Next week will mark the first anniversary of Lebanese President Michel Aoun’s presidential tenure.
Aoun was elected at the end of October 2016 as a result of a political settlement that also included Saad al-Hariri, who was appointed as the head of the “government of restoring confidence”.
The era that began two and a half years after a presidential vacuum has somehow succeeded in reactivating state institutions, without addressing the Lebanese system, which is characterized by corruption and political and sectarian sharing.
However, local disagreements have started lately to emerge in light of the government’s internal and foreign policies, including a dispute between the president of the Free Patriotic Movement, Foreign Minister Gebran Bassil on one side, and the Future Movement and the Lebanese Forces party on the other, due to Bassil’s recent visit to Damascus where he met with his Syrian counterpart Walid al-Muallem.
Senior Researcher at Information International Mohammed Shamseddine said that the main feature of this presidential term was the re-launching of the work of institutions and the implementation of some “incomplete” achievements, at a time when some issues still needed to be addressed, mainly corruption.
In remarks to Asharq Al-Awsat newspaper, Shamseddine said: “It was remarkable from the beginning and as a result of political understandings, the rapid formation of the government, 46 days after the appointment of Saad al-Hariri, while the government of the former Prime Minister Tamam Salam took 315 days to be completed and the government of Najib Miqati took 140 days.”
“Since its formation, Hariri’s cabinet held 42 meetings, in which it approved 1620 decrees, while meetings of previous governments were often disrupted by political differences,” he added.
Other achievements, according to Shamseddine, include the adoption of the State Budget, diplomatic and judicial appointments and the victory achieved by the Lebanese Army over terrorist groups in the outskirts of Arsal.
Former Minister and prominent member of the Phalanges Patry Salim Sayegh said that achievements claimed by the FPM under Aoun’s tenure were nothing but “presumptions”, accusing the current authority of “establishing national deception and paving the way for the country to be handed over to Hezbollah.”

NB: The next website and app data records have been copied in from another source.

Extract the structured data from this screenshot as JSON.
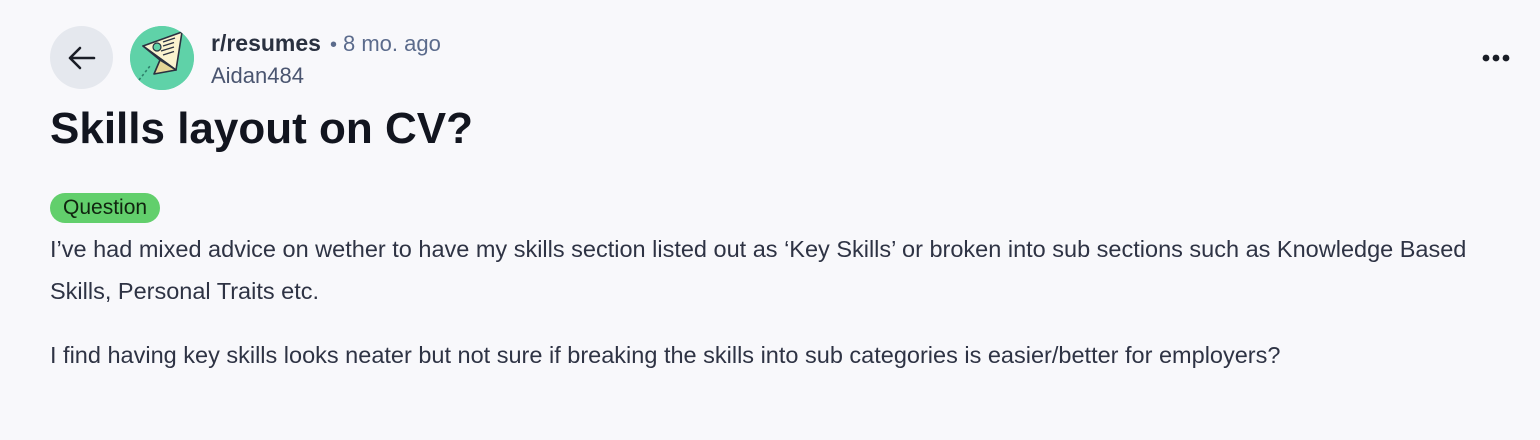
{
  "post": {
    "subreddit": "r/resumes",
    "separator": "•",
    "time": "8 mo. ago",
    "author": "Aidan484",
    "title": "Skills layout on CV?",
    "flair": "Question",
    "flair_color": "#62cf6c",
    "paragraphs": [
      "I’ve had mixed advice on wether to have my skills section listed out as ‘Key Skills’ or broken into sub sections such as Knowledge Based Skills, Personal Traits etc.",
      "I find having key skills looks neater but not sure if breaking the skills into sub categories is easier/better for employers?"
    ]
  },
  "avatar": {
    "icon": "resume-paper-plane-icon",
    "background": "#5fd2a8"
  },
  "icons": {
    "back": "arrow-left-icon",
    "more": "more-horizontal-icon"
  }
}
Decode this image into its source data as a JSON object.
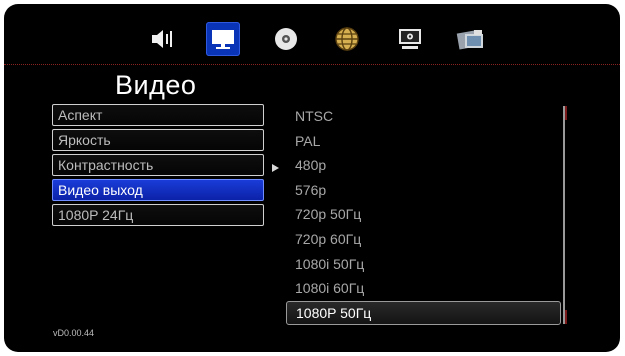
{
  "tabs": [
    {
      "icon": "speaker-icon"
    },
    {
      "icon": "monitor-icon"
    },
    {
      "icon": "disc-icon"
    },
    {
      "icon": "globe-icon"
    },
    {
      "icon": "computer-settings-icon"
    },
    {
      "icon": "photo-icon"
    }
  ],
  "page": {
    "title": "Видео",
    "version": "vD0.00.44"
  },
  "menu": {
    "items": [
      {
        "label": "Аспект"
      },
      {
        "label": "Яркость"
      },
      {
        "label": "Контрастность"
      },
      {
        "label": "Видео выход"
      },
      {
        "label": "1080P 24Гц"
      }
    ],
    "selected_index": 3
  },
  "options": {
    "items": [
      {
        "label": "NTSC"
      },
      {
        "label": "PAL"
      },
      {
        "label": "480p"
      },
      {
        "label": "576p"
      },
      {
        "label": "720p 50Гц"
      },
      {
        "label": "720p 60Гц"
      },
      {
        "label": "1080i 50Гц"
      },
      {
        "label": "1080i 60Гц"
      },
      {
        "label": "1080P 50Гц"
      }
    ],
    "current_index": 2,
    "highlighted_index": 8
  },
  "colors": {
    "selection_blue": "#1a3cd8",
    "accent_red": "#8a2222",
    "text_gray": "#a8a8a8"
  }
}
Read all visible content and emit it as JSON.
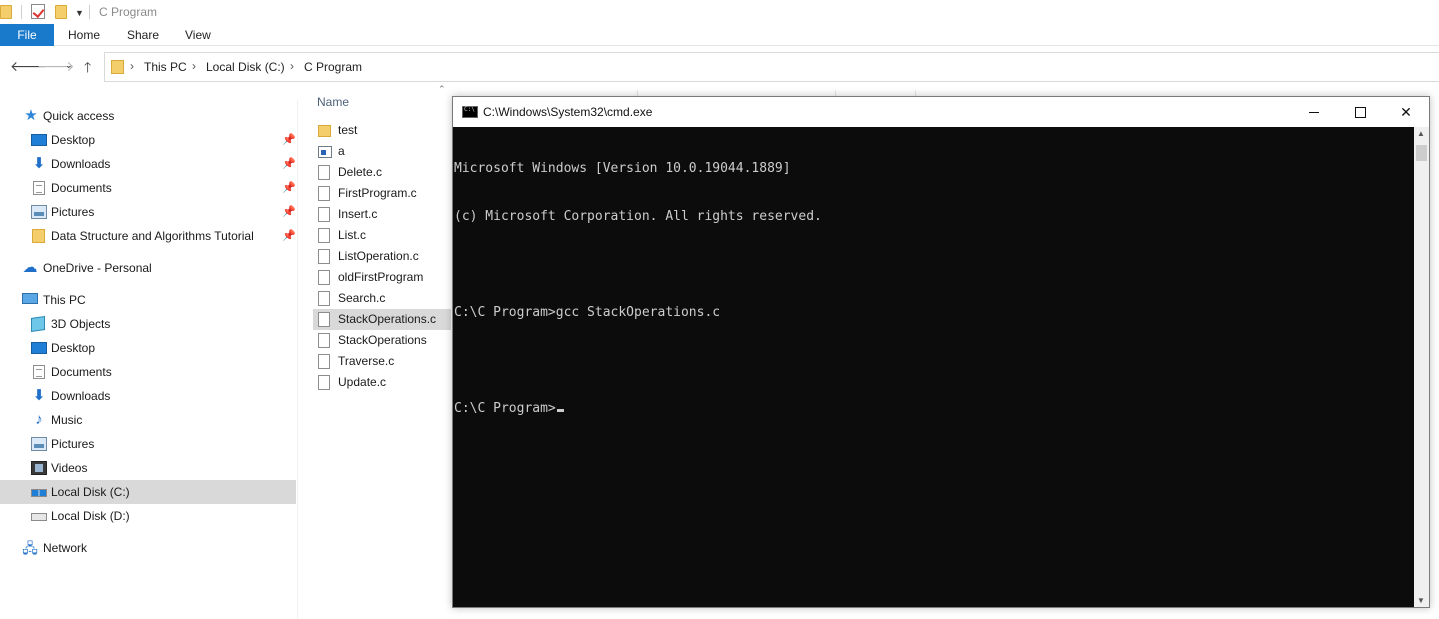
{
  "explorer": {
    "title": "C Program",
    "ribbon_tabs": [
      "File",
      "Home",
      "Share",
      "View"
    ],
    "breadcrumb": [
      "This PC",
      "Local Disk (C:)",
      "C Program"
    ],
    "column_header": "Name"
  },
  "navpane": {
    "quick_access": "Quick access",
    "quick_items": [
      "Desktop",
      "Downloads",
      "Documents",
      "Pictures",
      "Data Structure and Algorithms Tutorial"
    ],
    "onedrive": "OneDrive - Personal",
    "this_pc": "This PC",
    "pc_items": [
      "3D Objects",
      "Desktop",
      "Documents",
      "Downloads",
      "Music",
      "Pictures",
      "Videos",
      "Local Disk (C:)",
      "Local Disk (D:)"
    ],
    "network": "Network",
    "selected": "Local Disk (C:)"
  },
  "files": [
    {
      "name": "test",
      "type": "folder"
    },
    {
      "name": "a",
      "type": "exe"
    },
    {
      "name": "Delete.c",
      "type": "file"
    },
    {
      "name": "FirstProgram.c",
      "type": "file"
    },
    {
      "name": "Insert.c",
      "type": "file"
    },
    {
      "name": "List.c",
      "type": "file"
    },
    {
      "name": "ListOperation.c",
      "type": "file"
    },
    {
      "name": "oldFirstProgram",
      "type": "file"
    },
    {
      "name": "Search.c",
      "type": "file"
    },
    {
      "name": "StackOperations.c",
      "type": "file",
      "selected": true
    },
    {
      "name": "StackOperations",
      "type": "file"
    },
    {
      "name": "Traverse.c",
      "type": "file"
    },
    {
      "name": "Update.c",
      "type": "file"
    }
  ],
  "cmd": {
    "title": "C:\\Windows\\System32\\cmd.exe",
    "lines": [
      "Microsoft Windows [Version 10.0.19044.1889]",
      "(c) Microsoft Corporation. All rights reserved.",
      "",
      "C:\\C Program>gcc StackOperations.c",
      "",
      "C:\\C Program>"
    ]
  },
  "colors": {
    "file_tab": "#1979ca",
    "console_bg": "#0c0c0c",
    "console_text": "#cccccc",
    "selection": "#d9d9d9"
  }
}
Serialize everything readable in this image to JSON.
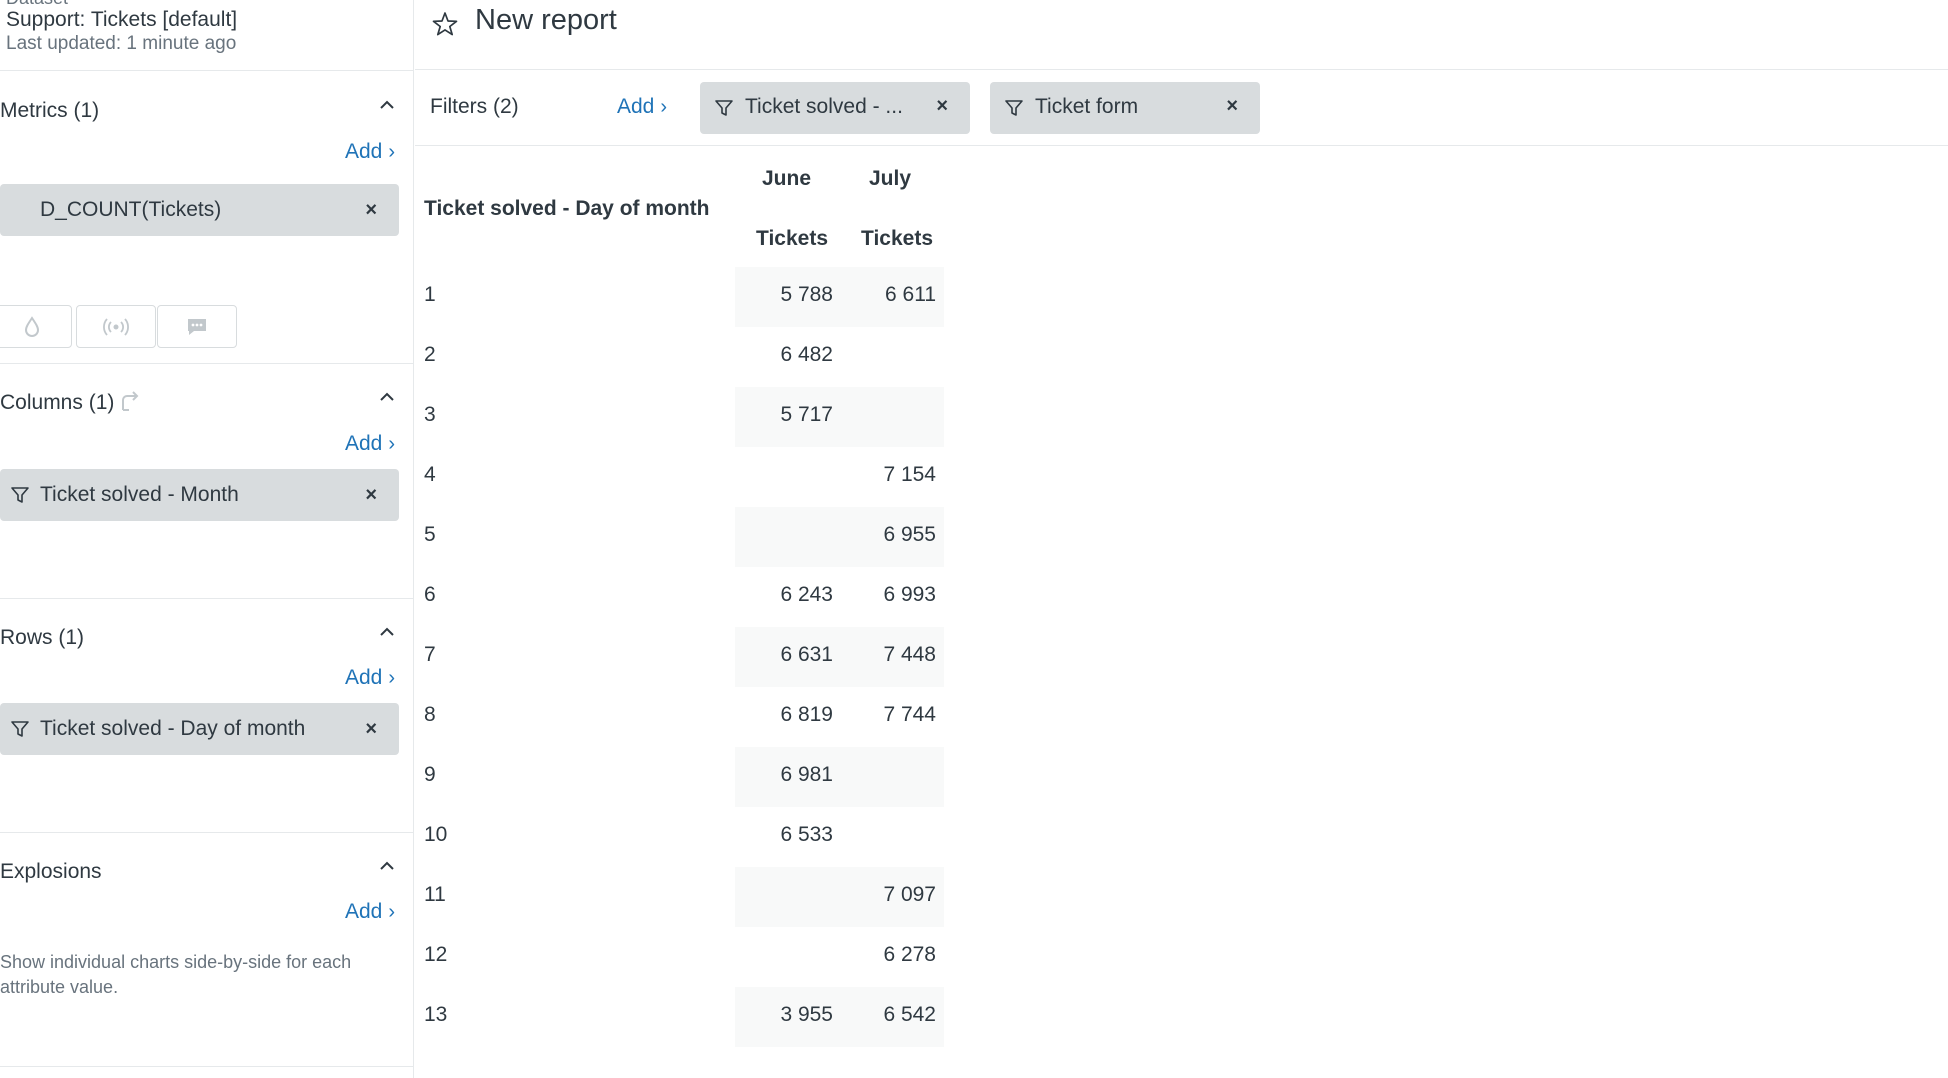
{
  "dataset": {
    "label_partial": "Dataset",
    "name": "Support: Tickets [default]",
    "updated": "Last updated: 1 minute ago"
  },
  "sidebar": {
    "metrics": {
      "title": "Metrics (1)",
      "add": "Add",
      "items": [
        {
          "label": "D_COUNT(Tickets)"
        }
      ]
    },
    "columns": {
      "title": "Columns (1)",
      "add": "Add",
      "items": [
        {
          "label": "Ticket solved - Month"
        }
      ]
    },
    "rows": {
      "title": "Rows (1)",
      "add": "Add",
      "items": [
        {
          "label": "Ticket solved - Day of month"
        }
      ]
    },
    "explosions": {
      "title": "Explosions",
      "add": "Add",
      "description": "Show individual charts side-by-side for each attribute value."
    },
    "metric_options": [
      "drop-icon",
      "broadcast-icon",
      "comment-icon"
    ],
    "remove_symbol": "×"
  },
  "report": {
    "title": "New report"
  },
  "filters": {
    "label": "Filters (2)",
    "add": "Add",
    "items": [
      {
        "label": "Ticket solved - ..."
      },
      {
        "label": "Ticket form"
      }
    ]
  },
  "table": {
    "row_header": "Ticket solved - Day of month",
    "col_groups": [
      "June",
      "July"
    ],
    "metric_header": "Tickets",
    "rows": [
      {
        "day": "1",
        "june": "5 788",
        "july": "6 611"
      },
      {
        "day": "2",
        "june": "6 482",
        "july": ""
      },
      {
        "day": "3",
        "june": "5 717",
        "july": ""
      },
      {
        "day": "4",
        "june": "",
        "july": "7 154"
      },
      {
        "day": "5",
        "june": "",
        "july": "6 955"
      },
      {
        "day": "6",
        "june": "6 243",
        "july": "6 993"
      },
      {
        "day": "7",
        "june": "6 631",
        "july": "7 448"
      },
      {
        "day": "8",
        "june": "6 819",
        "july": "7 744"
      },
      {
        "day": "9",
        "june": "6 981",
        "july": ""
      },
      {
        "day": "10",
        "june": "6 533",
        "july": ""
      },
      {
        "day": "11",
        "june": "",
        "july": "7 097"
      },
      {
        "day": "12",
        "june": "",
        "july": "6 278"
      },
      {
        "day": "13",
        "june": "3 955",
        "july": "6 542"
      }
    ]
  },
  "colors": {
    "accent": "#1f73b7",
    "pill": "#d8dcde",
    "text": "#2f3941",
    "muted": "#68737d",
    "stripe": "#f8f9f9"
  }
}
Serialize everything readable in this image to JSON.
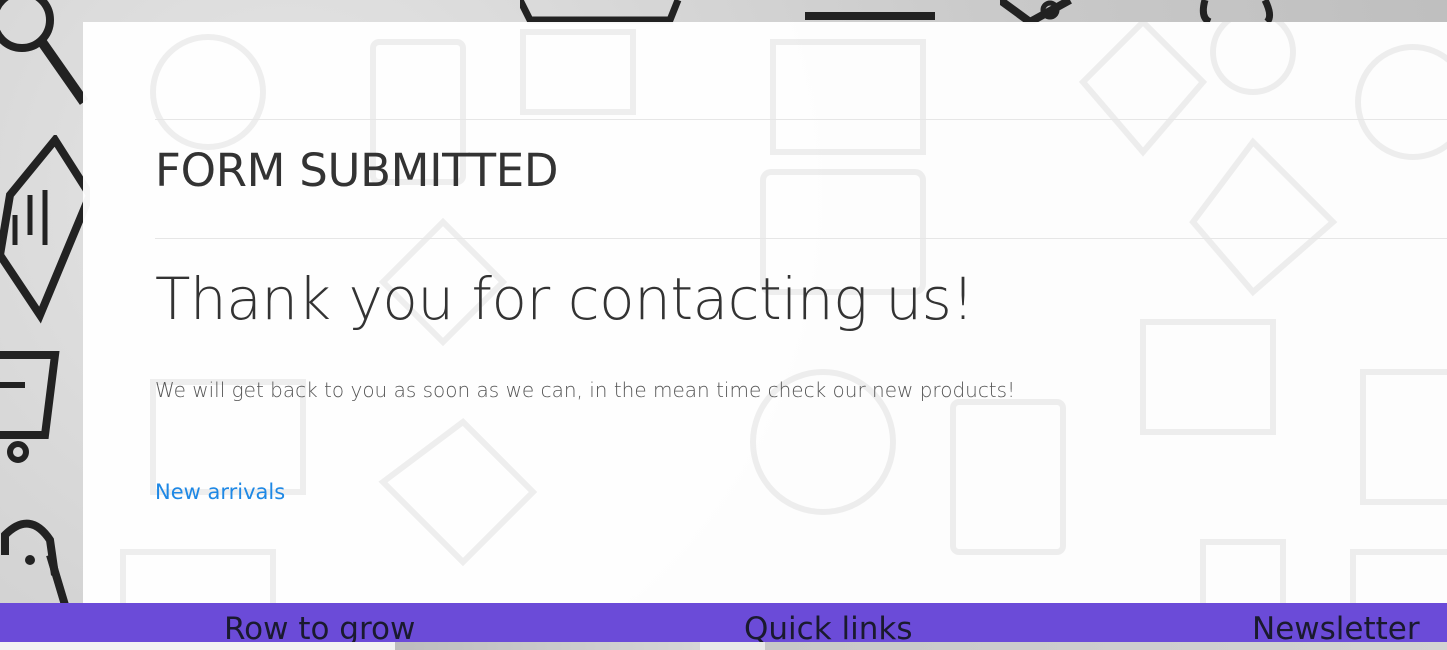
{
  "page": {
    "kicker": "FORM SUBMITTED",
    "headline": "Thank you for contacting us!",
    "lead": "We will get back to you as soon as we can, in the mean time check our new products!",
    "link_label": "New arrivals"
  },
  "footer": {
    "col1": "Row to grow",
    "col2": "Quick links",
    "col3": "Newsletter"
  },
  "colors": {
    "accent_purple": "#6b4bd8",
    "link_blue": "#1e88e5"
  },
  "icons": [
    "magnifier-icon",
    "laptop-icon",
    "shopping-cart-icon",
    "shopping-bag-icon",
    "credit-card-icon",
    "price-tag-icon",
    "percent-icon",
    "gift-icon",
    "store-icon"
  ]
}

FPM MP Alain Aoun, for his part, did not deny that these “achievements” were not always complete due to the Lebanese reality, but refused to belittle their importance, accusing some people of spreading negative slogans.
“We don’t have a magic wand and the change will come successively,” he told Asharq Al-Awsat.